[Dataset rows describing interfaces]
^^^^
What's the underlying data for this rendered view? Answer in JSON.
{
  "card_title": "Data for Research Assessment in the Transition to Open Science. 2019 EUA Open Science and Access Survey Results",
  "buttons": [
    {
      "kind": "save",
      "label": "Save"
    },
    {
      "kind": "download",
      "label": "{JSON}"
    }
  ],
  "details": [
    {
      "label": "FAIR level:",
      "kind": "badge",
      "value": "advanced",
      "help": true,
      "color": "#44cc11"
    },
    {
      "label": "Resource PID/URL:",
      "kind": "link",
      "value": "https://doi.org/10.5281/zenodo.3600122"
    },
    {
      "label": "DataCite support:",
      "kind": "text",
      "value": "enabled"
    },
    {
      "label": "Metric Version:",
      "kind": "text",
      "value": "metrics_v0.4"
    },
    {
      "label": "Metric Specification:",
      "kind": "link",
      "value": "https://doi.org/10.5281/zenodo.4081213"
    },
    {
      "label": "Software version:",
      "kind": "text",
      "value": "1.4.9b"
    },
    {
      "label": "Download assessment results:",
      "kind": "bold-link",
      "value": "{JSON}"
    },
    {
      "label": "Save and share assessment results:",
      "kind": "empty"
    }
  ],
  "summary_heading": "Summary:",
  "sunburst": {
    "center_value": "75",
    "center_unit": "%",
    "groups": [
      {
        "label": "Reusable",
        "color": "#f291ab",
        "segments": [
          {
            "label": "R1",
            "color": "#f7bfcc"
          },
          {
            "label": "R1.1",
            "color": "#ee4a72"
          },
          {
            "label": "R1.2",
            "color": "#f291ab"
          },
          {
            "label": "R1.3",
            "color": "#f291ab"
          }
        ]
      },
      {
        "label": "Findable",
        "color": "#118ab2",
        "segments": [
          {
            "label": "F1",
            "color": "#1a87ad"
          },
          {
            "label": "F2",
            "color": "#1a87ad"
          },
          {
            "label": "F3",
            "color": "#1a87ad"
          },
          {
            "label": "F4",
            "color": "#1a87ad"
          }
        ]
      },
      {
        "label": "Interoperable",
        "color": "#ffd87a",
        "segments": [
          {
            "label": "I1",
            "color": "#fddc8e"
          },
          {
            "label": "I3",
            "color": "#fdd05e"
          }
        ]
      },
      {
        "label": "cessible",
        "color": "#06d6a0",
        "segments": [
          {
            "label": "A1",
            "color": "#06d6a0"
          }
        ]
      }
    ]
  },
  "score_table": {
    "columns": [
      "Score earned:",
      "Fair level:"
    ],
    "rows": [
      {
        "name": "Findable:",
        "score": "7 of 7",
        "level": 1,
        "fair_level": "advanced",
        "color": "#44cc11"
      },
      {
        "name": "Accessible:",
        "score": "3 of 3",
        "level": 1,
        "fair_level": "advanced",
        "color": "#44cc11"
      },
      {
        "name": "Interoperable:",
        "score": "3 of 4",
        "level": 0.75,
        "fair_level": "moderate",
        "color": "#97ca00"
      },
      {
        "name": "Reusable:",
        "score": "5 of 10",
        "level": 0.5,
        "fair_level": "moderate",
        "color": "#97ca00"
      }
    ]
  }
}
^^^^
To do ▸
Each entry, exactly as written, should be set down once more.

Written solution ▸
What's the underlying data for this rendered view? Answer in JSON.
{
  "card_title": "Data for Research Assessment in the Transition to Open Science. 2019 EUA Open Science and Access Survey Results",
  "buttons": [
    {
      "kind": "save",
      "label": "Save"
    },
    {
      "kind": "download",
      "label": "{JSON}"
    }
  ],
  "details": [
    {
      "label": "FAIR level:",
      "kind": "badge",
      "value": "advanced",
      "help": true,
      "color": "#44cc11"
    },
    {
      "label": "Resource PID/URL:",
      "kind": "link",
      "value": "https://doi.org/10.5281/zenodo.3600122"
    },
    {
      "label": "DataCite support:",
      "kind": "text",
      "value": "enabled"
    },
    {
      "label": "Metric Version:",
      "kind": "text",
      "value": "metrics_v0.4"
    },
    {
      "label": "Metric Specification:",
      "kind": "link",
      "value": "https://doi.org/10.5281/zenodo.4081213"
    },
    {
      "label": "Software version:",
      "kind": "text",
      "value": "1.4.9b"
    },
    {
      "label": "Download assessment results:",
      "kind": "bold-link",
      "value": "{JSON}"
    },
    {
      "label": "Save and share assessment results:",
      "kind": "empty"
    }
  ],
  "summary_heading": "Summary:",
  "sunburst": {
    "center_value": "75",
    "center_unit": "%",
    "groups": [
      {
        "label": "Reusable",
        "color": "#f291ab",
        "segments": [
          {
            "label": "R1",
            "color": "#f7bfcc"
          },
          {
            "label": "R1.1",
            "color": "#ee4a72"
          },
          {
            "label": "R1.2",
            "color": "#f291ab"
          },
          {
            "label": "R1.3",
            "color": "#f291ab"
          }
        ]
      },
      {
        "label": "Findable",
        "color": "#118ab2",
        "segments": [
          {
            "label": "F1",
            "color": "#1a87ad"
          },
          {
            "label": "F2",
            "color": "#1a87ad"
          },
          {
            "label": "F3",
            "color": "#1a87ad"
          },
          {
            "label": "F4",
            "color": "#1a87ad"
          }
        ]
      },
      {
        "label": "Interoperable",
        "color": "#ffd87a",
        "segments": [
          {
            "label": "I1",
            "color": "#fddc8e"
          },
          {
            "label": "I3",
            "color": "#fdd05e"
          }
        ]
      },
      {
        "label": "cessible",
        "color": "#06d6a0",
        "segments": [
          {
            "label": "A1",
            "color": "#06d6a0"
          }
        ]
      }
    ]
  },
  "score_table": {
    "columns": [
      "Score earned:",
      "Fair level:"
    ],
    "rows": [
      {
        "name": "Findable:",
        "score": "7 of 7",
        "level": 1,
        "fair_level": "advanced",
        "color": "#44cc11"
      },
      {
        "name": "Accessible:",
        "score": "3 of 3",
        "level": 1,
        "fair_level": "advanced",
        "color": "#44cc11"
      },
      {
        "name": "Interoperable:",
        "score": "3 of 4",
        "level": 0.75,
        "fair_level": "moderate",
        "color": "#97ca00"
      },
      {
        "name": "Reusable:",
        "score": "5 of 10",
        "level": 0.5,
        "fair_level": "moderate",
        "color": "#97ca00"
      }
    ]
  }
}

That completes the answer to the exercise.